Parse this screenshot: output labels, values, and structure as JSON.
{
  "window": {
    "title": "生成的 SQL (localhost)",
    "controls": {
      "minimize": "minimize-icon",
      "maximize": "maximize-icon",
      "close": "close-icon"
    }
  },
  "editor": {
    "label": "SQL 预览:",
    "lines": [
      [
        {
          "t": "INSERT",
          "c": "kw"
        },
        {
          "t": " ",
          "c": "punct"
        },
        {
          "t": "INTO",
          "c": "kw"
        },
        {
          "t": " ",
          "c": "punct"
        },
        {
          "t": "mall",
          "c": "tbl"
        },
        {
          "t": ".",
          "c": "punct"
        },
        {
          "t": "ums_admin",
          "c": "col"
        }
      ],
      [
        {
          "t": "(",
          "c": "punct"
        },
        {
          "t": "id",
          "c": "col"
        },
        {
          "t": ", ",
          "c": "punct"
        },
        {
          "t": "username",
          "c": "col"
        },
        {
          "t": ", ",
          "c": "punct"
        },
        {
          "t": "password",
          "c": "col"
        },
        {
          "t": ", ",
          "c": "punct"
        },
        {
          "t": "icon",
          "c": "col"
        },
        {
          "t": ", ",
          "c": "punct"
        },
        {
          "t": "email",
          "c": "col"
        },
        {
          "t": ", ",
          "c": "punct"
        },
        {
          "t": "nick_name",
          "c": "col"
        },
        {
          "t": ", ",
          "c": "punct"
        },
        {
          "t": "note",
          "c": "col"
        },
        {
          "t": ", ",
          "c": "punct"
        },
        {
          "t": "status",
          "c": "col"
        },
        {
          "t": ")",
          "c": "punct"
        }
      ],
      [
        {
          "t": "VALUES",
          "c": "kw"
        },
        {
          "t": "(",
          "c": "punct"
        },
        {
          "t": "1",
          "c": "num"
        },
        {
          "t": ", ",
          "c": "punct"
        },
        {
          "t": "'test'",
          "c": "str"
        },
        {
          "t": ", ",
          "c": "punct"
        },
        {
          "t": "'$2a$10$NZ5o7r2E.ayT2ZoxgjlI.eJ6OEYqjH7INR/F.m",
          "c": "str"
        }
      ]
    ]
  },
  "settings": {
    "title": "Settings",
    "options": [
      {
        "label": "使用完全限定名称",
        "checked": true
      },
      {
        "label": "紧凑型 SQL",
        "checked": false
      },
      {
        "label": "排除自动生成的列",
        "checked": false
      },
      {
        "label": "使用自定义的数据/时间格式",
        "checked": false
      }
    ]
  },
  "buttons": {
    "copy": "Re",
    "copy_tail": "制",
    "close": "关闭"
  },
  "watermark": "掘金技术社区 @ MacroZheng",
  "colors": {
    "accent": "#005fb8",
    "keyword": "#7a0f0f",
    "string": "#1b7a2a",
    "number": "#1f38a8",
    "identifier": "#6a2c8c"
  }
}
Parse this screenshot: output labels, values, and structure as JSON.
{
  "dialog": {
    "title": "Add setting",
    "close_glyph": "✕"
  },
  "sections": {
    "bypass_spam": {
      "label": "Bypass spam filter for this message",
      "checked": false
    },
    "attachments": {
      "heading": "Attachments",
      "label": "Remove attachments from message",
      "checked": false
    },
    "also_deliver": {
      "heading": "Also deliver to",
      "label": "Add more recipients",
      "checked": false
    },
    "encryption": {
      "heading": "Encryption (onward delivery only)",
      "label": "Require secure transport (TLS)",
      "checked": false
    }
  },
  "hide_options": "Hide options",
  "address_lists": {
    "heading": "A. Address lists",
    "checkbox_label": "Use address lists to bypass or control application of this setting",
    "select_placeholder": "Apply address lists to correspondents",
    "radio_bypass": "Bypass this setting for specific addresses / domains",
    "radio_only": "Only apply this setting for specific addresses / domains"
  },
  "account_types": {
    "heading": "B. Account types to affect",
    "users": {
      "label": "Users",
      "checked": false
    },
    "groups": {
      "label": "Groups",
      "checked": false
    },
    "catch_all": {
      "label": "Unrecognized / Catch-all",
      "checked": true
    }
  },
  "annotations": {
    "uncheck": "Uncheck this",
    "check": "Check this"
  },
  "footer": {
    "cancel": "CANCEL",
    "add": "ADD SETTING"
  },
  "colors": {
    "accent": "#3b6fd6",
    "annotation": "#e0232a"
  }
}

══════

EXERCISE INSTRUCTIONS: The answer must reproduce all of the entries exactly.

ANSWER AREA:
Parse this screenshot: output labels, values, and structure as JSON.
{
  "window": {
    "title": "生成的 SQL (localhost)",
    "controls": {
      "minimize": "minimize-icon",
      "maximize": "maximize-icon",
      "close": "close-icon"
    }
  },
  "editor": {
    "label": "SQL 预览:",
    "lines": [
      [
        {
          "t": "INSERT",
          "c": "kw"
        },
        {
          "t": " ",
          "c": "punct"
        },
        {
          "t": "INTO",
          "c": "kw"
        },
        {
          "t": " ",
          "c": "punct"
        },
        {
          "t": "mall",
          "c": "tbl"
        },
        {
          "t": ".",
          "c": "punct"
        },
        {
          "t": "ums_admin",
          "c": "col"
        }
      ],
      [
        {
          "t": "(",
          "c": "punct"
        },
        {
          "t": "id",
          "c": "col"
        },
        {
          "t": ", ",
          "c": "punct"
        },
        {
          "t": "username",
          "c": "col"
        },
        {
          "t": ", ",
          "c": "punct"
        },
        {
          "t": "password",
          "c": "col"
        },
        {
          "t": ", ",
          "c": "punct"
        },
        {
          "t": "icon",
          "c": "col"
        },
        {
          "t": ", ",
          "c": "punct"
        },
        {
          "t": "email",
          "c": "col"
        },
        {
          "t": ", ",
          "c": "punct"
        },
        {
          "t": "nick_name",
          "c": "col"
        },
        {
          "t": ", ",
          "c": "punct"
        },
        {
          "t": "note",
          "c": "col"
        },
        {
          "t": ", ",
          "c": "punct"
        },
        {
          "t": "status",
          "c": "col"
        },
        {
          "t": ")",
          "c": "punct"
        }
      ],
      [
        {
          "t": "VALUES",
          "c": "kw"
        },
        {
          "t": "(",
          "c": "punct"
        },
        {
          "t": "1",
          "c": "num"
        },
        {
          "t": ", ",
          "c": "punct"
        },
        {
          "t": "'test'",
          "c": "str"
        },
        {
          "t": ", ",
          "c": "punct"
        },
        {
          "t": "'$2a$10$NZ5o7r2E.ayT2ZoxgjlI.eJ6OEYqjH7INR/F.m",
          "c": "str"
        }
      ]
    ]
  },
  "settings": {
    "title": "Settings",
    "options": [
      {
        "label": "使用完全限定名称",
        "checked": true
      },
      {
        "label": "紧凑型 SQL",
        "checked": false
      },
      {
        "label": "排除自动生成的列",
        "checked": false
      },
      {
        "label": "使用自定义的数据/时间格式",
        "checked": false
      }
    ]
  },
  "buttons": {
    "copy": "Re",
    "copy_tail": "制",
    "close": "关闭"
  },
  "watermark": "掘金技术社区 @ MacroZheng",
  "colors": {
    "accent": "#005fb8",
    "keyword": "#7a0f0f",
    "string": "#1b7a2a",
    "number": "#1f38a8",
    "identifier": "#6a2c8c"
  }
}
Parse this screenshot: output labels, values, and structure as JSON.
{
  "dialog": {
    "title": "Add setting",
    "close_glyph": "✕"
  },
  "sections": {
    "bypass_spam": {
      "label": "Bypass spam filter for this message",
      "checked": false
    },
    "attachments": {
      "heading": "Attachments",
      "label": "Remove attachments from message",
      "checked": false
    },
    "also_deliver": {
      "heading": "Also deliver to",
      "label": "Add more recipients",
      "checked": false
    },
    "encryption": {
      "heading": "Encryption (onward delivery only)",
      "label": "Require secure transport (TLS)",
      "checked": false
    }
  },
  "hide_options": "Hide options",
  "address_lists": {
    "heading": "A. Address lists",
    "checkbox_label": "Use address lists to bypass or control application of this setting",
    "select_placeholder": "Apply address lists to correspondents",
    "radio_bypass": "Bypass this setting for specific addresses / domains",
    "radio_only": "Only apply this setting for specific addresses / domains"
  },
  "account_types": {
    "heading": "B. Account types to affect",
    "users": {
      "label": "Users",
      "checked": false
    },
    "groups": {
      "label": "Groups",
      "checked": false
    },
    "catch_all": {
      "label": "Unrecognized / Catch-all",
      "checked": true
    }
  },
  "annotations": {
    "uncheck": "Uncheck this",
    "check": "Check this"
  },
  "footer": {
    "cancel": "CANCEL",
    "add": "ADD SETTING"
  },
  "colors": {
    "accent": "#3b6fd6",
    "annotation": "#e0232a"
  }
}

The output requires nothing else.